Wherever the string "this" occurs in a line of these records, report that line.

DATA EXCERPTS:
────────────────────
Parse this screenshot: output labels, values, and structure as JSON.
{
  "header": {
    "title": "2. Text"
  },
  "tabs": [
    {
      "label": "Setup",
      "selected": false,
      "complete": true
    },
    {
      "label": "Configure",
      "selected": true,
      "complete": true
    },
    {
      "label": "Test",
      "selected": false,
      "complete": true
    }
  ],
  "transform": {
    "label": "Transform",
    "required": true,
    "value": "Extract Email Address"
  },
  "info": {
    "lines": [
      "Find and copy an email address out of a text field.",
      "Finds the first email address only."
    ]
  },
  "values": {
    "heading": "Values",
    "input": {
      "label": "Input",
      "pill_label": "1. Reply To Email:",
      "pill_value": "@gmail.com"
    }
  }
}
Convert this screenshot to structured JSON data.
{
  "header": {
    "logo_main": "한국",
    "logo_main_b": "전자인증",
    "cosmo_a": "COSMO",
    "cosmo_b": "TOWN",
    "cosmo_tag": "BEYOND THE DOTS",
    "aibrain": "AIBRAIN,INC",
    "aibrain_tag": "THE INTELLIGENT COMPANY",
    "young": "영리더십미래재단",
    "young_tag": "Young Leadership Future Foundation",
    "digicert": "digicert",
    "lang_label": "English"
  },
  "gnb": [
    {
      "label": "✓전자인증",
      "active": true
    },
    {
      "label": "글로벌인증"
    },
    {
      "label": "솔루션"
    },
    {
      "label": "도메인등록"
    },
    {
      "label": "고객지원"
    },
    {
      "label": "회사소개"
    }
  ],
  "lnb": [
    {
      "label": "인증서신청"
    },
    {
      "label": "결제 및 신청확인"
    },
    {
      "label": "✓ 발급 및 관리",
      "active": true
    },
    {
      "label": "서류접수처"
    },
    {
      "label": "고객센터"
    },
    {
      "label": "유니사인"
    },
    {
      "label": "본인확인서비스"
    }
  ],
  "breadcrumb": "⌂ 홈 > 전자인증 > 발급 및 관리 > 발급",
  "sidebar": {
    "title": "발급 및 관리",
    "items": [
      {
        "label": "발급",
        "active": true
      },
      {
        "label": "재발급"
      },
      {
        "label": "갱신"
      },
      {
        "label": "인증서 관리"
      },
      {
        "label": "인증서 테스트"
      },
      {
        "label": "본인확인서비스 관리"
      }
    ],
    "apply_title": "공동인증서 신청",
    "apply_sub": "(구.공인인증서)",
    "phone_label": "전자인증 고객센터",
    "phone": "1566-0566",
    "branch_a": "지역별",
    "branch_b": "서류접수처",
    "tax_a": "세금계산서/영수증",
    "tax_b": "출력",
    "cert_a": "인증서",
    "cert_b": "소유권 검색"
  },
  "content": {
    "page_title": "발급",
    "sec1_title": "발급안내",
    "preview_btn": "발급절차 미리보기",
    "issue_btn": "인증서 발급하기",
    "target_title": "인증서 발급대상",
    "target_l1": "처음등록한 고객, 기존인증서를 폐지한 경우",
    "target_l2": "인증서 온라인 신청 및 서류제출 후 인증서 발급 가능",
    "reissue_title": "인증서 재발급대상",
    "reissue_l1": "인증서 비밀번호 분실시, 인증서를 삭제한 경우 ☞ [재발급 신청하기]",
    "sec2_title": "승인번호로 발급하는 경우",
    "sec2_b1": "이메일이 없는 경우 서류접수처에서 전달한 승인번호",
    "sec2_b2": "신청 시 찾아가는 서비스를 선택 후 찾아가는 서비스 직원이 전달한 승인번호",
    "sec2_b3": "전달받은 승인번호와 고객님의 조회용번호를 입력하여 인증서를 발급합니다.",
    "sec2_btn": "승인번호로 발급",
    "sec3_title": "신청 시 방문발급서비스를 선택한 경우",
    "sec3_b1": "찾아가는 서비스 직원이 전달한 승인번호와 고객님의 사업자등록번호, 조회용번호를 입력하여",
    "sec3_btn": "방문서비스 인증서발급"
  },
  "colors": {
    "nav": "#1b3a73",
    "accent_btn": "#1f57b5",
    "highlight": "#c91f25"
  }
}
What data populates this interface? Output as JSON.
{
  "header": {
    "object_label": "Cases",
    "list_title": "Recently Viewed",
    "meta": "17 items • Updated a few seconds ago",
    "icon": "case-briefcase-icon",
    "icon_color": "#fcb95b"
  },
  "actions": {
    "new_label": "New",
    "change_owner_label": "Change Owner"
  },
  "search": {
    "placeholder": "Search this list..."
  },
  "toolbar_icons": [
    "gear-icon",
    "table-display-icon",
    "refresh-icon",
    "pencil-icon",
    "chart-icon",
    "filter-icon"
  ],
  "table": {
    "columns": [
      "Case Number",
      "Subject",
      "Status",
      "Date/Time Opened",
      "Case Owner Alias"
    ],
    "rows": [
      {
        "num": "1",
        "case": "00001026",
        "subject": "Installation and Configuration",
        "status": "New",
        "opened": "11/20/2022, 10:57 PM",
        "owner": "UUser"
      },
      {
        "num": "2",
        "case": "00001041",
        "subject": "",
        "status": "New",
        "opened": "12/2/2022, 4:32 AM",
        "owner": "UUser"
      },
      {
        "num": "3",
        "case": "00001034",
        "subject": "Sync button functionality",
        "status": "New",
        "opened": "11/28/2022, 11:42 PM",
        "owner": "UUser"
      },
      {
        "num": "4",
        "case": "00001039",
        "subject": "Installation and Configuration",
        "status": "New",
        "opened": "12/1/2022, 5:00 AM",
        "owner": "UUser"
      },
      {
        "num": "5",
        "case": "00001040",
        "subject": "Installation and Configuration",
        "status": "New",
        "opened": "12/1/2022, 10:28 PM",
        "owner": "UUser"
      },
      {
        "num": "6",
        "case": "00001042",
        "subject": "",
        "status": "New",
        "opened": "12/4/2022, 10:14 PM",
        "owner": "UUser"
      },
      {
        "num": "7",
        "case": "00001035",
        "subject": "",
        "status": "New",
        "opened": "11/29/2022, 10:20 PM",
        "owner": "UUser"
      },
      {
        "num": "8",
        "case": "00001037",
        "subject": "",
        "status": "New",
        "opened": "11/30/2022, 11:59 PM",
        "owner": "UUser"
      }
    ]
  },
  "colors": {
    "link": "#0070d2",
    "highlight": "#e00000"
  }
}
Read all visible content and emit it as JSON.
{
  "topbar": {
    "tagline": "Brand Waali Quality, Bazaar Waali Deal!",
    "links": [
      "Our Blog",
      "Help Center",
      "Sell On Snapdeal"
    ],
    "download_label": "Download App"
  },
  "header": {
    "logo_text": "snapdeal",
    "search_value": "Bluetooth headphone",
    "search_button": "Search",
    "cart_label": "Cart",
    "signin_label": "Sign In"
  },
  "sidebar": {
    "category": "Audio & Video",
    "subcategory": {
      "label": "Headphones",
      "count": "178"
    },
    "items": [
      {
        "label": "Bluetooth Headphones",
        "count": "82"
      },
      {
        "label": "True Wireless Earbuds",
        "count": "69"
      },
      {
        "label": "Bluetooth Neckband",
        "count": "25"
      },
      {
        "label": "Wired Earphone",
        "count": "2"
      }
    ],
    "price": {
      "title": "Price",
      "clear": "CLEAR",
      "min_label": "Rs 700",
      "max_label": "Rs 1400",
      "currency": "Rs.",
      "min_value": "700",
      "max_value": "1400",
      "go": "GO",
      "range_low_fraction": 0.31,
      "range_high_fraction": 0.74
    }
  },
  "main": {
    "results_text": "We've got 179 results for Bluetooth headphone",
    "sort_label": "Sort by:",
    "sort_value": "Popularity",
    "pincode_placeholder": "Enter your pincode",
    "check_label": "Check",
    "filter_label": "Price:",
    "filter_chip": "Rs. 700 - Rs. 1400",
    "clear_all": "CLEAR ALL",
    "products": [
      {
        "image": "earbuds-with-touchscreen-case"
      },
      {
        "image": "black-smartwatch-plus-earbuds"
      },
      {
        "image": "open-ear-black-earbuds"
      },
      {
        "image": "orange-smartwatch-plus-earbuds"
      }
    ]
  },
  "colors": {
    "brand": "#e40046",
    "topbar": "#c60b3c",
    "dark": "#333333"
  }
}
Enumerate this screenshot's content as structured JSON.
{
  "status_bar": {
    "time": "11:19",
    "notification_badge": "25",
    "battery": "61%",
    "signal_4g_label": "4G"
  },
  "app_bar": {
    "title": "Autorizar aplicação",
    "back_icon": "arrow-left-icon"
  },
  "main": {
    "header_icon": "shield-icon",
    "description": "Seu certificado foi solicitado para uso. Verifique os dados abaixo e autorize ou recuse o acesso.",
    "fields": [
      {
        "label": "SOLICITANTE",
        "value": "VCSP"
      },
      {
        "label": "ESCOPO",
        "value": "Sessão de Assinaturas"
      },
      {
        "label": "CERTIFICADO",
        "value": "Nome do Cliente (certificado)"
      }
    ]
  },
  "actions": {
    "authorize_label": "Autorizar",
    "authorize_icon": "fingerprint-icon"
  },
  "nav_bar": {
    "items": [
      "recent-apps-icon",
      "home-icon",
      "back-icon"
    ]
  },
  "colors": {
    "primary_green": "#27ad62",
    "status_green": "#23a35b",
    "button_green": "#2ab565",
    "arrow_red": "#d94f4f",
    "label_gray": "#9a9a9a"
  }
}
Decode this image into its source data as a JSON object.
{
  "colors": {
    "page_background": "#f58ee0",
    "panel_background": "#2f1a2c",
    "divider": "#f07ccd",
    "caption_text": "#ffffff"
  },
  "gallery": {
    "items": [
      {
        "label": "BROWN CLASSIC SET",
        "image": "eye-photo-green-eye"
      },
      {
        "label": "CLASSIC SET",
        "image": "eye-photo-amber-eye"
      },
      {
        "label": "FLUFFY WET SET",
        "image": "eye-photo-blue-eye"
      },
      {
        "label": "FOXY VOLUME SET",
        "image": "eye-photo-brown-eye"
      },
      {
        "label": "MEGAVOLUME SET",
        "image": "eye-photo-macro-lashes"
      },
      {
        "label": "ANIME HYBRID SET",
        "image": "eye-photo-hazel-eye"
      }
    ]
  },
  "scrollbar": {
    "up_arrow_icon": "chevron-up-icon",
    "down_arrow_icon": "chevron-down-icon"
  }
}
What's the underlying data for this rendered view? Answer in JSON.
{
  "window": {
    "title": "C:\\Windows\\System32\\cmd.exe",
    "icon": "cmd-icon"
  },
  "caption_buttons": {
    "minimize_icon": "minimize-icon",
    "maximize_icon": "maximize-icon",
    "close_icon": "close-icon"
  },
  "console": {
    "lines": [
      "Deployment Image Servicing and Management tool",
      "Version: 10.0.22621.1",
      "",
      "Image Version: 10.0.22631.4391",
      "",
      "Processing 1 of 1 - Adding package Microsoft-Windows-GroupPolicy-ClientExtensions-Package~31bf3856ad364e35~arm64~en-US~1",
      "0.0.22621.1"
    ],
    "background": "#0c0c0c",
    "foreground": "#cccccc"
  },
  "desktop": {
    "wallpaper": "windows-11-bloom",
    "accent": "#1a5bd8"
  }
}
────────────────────
PROBLEM SOLUTION:
Parse this screenshot: output labels, values, and structure as JSON.
Convert this screenshot to structured JSON data.
What data populates this interface? Output as JSON.
    "placeholder": "Search this list..."
Enumerate this screenshot's content as structured JSON.
Decode this image into its source data as a JSON object.
What's the underlying data for this rendered view? Answer in JSON.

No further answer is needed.